*** Extracted records ***
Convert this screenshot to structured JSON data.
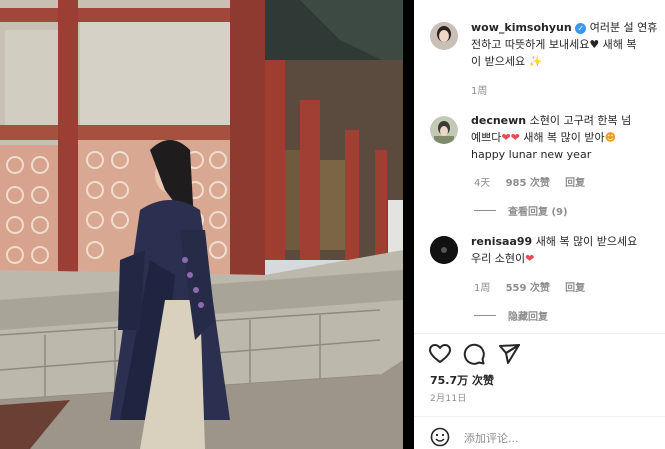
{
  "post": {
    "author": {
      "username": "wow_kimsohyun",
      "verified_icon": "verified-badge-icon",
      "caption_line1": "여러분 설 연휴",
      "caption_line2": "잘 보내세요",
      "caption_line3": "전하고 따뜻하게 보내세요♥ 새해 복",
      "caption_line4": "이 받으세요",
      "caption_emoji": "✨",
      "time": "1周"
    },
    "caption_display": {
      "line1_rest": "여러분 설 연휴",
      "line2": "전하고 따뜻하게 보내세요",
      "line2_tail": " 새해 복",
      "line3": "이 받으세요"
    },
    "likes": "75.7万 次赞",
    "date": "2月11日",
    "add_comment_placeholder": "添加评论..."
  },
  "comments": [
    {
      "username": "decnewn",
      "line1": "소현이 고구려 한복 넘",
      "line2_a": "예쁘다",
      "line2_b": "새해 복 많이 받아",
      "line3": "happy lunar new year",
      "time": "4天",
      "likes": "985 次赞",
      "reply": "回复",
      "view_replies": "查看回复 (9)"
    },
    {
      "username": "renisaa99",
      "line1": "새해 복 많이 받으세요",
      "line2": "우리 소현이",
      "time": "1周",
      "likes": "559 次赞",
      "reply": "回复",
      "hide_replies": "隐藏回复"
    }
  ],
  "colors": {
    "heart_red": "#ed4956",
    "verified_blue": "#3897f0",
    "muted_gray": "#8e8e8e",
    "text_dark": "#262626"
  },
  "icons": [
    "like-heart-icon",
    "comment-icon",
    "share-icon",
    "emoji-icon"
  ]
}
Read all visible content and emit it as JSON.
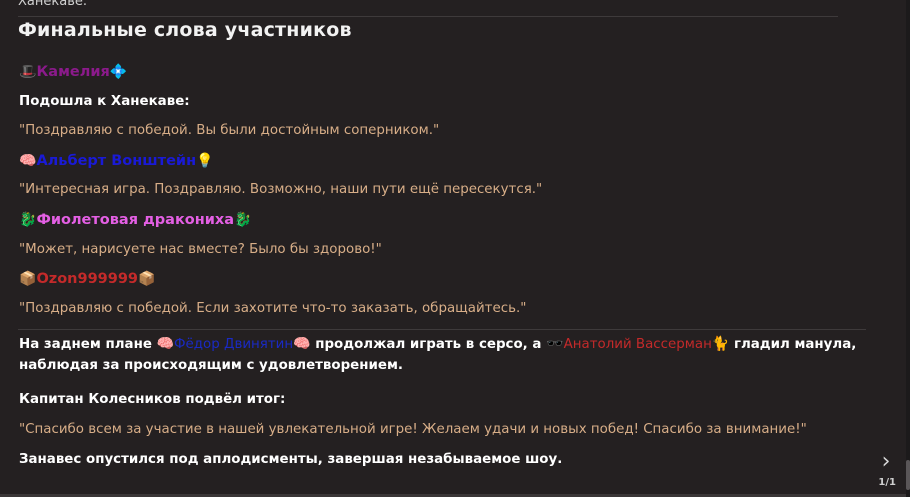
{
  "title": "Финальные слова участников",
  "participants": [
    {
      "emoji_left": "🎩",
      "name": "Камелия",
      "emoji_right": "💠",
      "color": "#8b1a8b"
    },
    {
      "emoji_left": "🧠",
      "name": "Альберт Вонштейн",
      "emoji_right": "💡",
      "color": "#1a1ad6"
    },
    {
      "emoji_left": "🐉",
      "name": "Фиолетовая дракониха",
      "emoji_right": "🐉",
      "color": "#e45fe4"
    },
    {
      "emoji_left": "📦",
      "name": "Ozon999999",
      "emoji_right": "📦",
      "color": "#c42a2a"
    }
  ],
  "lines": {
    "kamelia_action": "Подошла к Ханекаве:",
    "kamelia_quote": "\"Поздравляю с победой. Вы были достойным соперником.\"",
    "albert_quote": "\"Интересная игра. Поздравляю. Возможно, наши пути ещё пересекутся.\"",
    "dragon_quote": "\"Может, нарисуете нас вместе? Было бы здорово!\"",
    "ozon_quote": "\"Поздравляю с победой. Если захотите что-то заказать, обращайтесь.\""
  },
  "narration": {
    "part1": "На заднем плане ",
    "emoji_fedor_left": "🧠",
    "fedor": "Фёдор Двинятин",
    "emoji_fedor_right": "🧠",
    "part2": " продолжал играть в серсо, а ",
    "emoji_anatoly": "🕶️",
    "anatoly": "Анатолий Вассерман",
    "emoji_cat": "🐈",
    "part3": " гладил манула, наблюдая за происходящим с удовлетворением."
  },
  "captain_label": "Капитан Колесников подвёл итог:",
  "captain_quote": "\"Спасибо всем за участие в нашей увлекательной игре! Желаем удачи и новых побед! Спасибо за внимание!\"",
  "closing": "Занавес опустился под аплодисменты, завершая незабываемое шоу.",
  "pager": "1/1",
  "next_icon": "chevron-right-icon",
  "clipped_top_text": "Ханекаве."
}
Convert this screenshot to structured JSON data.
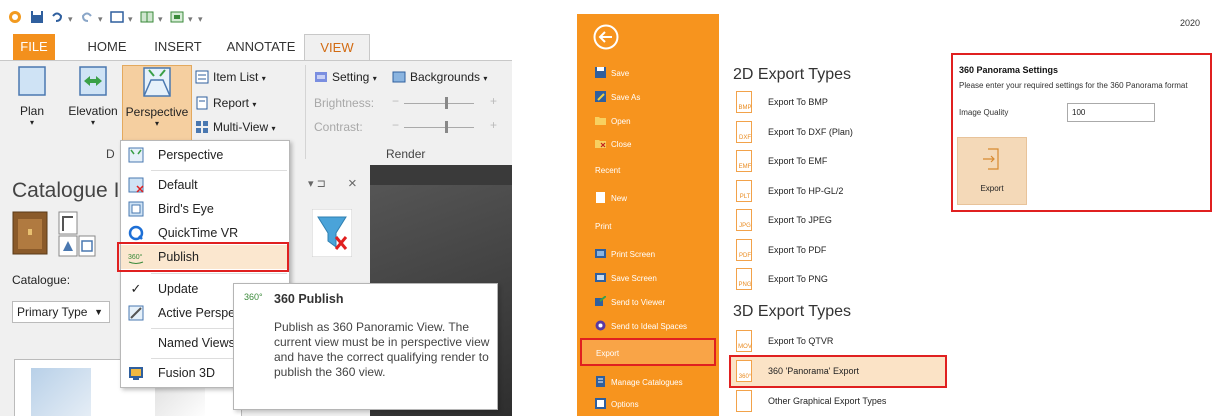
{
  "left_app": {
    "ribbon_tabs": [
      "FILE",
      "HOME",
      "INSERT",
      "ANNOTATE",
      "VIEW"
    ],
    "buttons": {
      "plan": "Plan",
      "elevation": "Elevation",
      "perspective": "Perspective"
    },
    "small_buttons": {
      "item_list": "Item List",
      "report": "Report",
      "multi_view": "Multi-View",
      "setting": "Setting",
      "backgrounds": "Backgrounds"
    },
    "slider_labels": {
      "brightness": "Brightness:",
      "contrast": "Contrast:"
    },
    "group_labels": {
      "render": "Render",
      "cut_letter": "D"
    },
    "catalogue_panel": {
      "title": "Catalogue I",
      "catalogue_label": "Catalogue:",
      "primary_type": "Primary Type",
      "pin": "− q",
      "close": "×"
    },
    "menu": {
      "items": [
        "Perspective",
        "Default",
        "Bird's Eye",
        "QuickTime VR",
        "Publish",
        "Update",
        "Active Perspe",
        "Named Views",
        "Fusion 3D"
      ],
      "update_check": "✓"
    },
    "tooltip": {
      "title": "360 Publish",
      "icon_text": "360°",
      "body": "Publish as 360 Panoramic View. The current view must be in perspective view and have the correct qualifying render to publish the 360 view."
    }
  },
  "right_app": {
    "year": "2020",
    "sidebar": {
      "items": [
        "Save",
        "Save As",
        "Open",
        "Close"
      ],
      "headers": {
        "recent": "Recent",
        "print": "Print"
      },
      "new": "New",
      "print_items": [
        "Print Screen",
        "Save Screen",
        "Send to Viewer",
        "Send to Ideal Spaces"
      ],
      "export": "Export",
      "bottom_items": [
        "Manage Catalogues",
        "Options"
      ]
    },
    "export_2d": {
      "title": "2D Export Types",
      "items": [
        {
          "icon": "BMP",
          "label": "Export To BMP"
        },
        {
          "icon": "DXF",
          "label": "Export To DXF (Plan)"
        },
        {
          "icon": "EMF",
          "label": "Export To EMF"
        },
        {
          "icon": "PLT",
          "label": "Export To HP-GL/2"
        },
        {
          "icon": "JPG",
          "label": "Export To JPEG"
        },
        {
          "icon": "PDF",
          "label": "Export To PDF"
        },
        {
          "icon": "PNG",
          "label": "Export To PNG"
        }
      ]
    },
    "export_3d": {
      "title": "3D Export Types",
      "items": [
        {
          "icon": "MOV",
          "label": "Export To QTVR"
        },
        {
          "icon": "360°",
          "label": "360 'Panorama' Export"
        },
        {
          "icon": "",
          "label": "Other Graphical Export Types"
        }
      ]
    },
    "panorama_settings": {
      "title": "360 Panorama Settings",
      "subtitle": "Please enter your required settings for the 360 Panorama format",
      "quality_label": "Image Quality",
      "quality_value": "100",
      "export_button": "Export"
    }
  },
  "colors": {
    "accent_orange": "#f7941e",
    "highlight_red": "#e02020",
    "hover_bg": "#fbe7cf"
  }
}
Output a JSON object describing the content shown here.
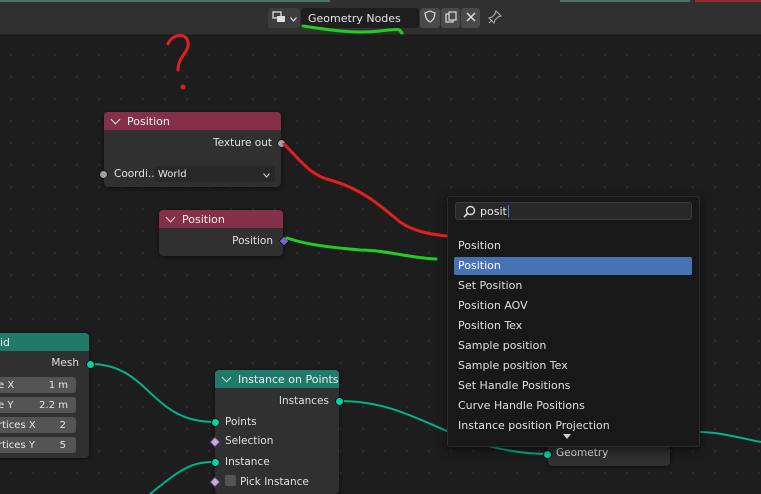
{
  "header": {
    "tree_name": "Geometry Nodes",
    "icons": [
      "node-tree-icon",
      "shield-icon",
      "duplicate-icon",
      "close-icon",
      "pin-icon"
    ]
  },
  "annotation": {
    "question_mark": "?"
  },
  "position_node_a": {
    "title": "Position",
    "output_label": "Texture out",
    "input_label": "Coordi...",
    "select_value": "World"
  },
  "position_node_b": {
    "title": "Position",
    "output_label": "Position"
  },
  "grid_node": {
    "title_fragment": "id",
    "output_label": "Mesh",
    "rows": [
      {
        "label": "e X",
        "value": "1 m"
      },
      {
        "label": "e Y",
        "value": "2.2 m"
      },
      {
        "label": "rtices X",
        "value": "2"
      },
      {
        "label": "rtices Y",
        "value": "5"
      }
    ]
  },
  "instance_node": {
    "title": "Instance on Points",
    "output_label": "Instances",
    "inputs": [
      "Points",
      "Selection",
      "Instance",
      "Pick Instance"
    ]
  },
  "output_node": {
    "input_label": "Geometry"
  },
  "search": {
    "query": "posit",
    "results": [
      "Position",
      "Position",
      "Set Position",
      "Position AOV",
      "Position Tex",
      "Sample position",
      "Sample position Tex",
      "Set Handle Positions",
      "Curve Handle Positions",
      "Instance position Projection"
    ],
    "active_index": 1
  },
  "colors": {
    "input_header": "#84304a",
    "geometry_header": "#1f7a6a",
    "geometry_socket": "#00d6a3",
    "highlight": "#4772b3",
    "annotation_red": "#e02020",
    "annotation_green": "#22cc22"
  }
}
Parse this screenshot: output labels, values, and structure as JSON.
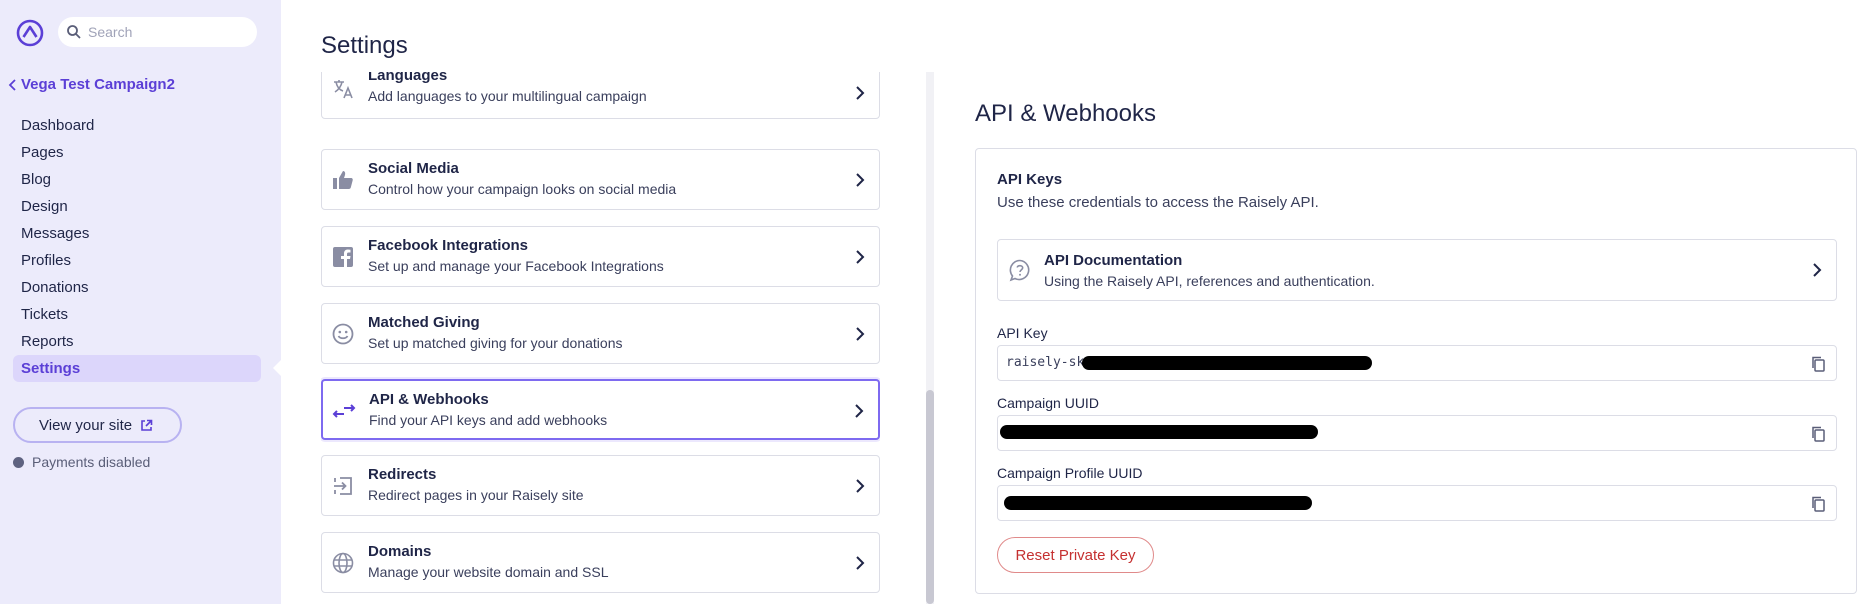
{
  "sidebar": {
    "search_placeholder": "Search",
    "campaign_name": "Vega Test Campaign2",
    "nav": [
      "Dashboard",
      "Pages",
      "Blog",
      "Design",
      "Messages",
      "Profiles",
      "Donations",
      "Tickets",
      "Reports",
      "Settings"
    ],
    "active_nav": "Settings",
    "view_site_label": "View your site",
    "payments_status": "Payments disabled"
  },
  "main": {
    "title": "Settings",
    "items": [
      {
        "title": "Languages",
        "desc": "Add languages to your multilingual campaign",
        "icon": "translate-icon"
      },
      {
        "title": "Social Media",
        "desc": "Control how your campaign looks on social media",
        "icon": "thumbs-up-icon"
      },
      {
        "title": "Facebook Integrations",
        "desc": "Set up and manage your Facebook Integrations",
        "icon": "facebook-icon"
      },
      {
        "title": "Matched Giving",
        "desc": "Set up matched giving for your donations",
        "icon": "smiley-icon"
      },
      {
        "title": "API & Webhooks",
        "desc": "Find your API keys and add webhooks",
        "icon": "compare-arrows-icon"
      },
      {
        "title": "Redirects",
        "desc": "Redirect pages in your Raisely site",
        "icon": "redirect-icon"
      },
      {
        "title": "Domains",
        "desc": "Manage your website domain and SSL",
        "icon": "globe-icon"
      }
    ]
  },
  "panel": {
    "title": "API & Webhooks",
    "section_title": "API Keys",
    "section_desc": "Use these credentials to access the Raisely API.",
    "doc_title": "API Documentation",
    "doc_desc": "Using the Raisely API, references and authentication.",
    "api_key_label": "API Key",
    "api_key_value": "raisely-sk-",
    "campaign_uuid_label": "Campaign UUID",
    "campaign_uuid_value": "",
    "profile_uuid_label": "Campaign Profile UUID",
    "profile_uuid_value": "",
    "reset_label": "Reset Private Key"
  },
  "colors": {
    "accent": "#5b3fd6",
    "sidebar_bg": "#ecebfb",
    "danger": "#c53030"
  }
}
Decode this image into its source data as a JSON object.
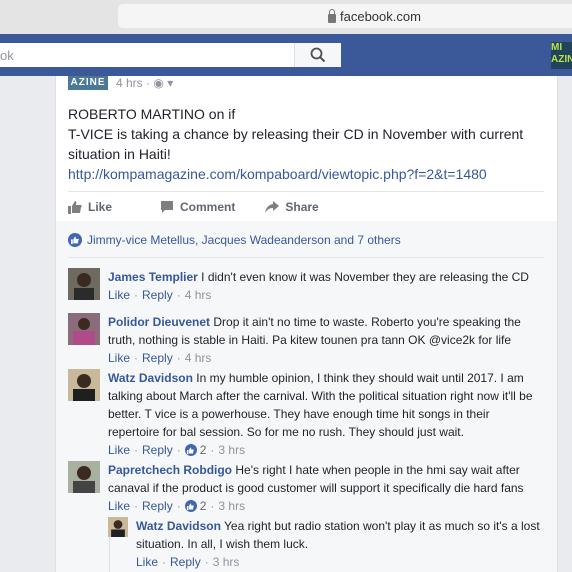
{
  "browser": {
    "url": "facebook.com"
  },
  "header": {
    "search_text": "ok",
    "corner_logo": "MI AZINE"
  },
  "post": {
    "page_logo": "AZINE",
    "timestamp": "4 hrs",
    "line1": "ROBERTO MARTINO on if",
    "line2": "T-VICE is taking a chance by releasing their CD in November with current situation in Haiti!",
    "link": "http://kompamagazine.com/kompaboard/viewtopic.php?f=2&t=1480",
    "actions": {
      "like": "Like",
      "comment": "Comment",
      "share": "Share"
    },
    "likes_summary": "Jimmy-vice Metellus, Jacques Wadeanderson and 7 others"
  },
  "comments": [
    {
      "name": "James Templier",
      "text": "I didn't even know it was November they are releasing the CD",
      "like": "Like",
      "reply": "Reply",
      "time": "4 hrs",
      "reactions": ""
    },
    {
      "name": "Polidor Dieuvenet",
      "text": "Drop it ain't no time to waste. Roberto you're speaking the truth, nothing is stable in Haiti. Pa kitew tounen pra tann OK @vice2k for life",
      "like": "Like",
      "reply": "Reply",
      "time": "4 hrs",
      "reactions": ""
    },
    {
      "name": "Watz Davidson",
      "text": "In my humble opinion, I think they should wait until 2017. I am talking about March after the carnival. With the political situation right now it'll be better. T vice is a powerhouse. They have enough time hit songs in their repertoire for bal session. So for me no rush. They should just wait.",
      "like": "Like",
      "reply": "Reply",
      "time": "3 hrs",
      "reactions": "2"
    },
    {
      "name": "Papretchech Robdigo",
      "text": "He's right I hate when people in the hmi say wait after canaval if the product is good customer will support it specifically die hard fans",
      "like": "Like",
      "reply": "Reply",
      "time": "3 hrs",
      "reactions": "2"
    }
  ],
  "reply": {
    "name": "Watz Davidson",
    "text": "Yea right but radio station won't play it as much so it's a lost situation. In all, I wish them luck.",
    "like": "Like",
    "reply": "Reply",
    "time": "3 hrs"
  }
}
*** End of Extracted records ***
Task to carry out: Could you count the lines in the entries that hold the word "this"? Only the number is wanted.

Exercise response: 4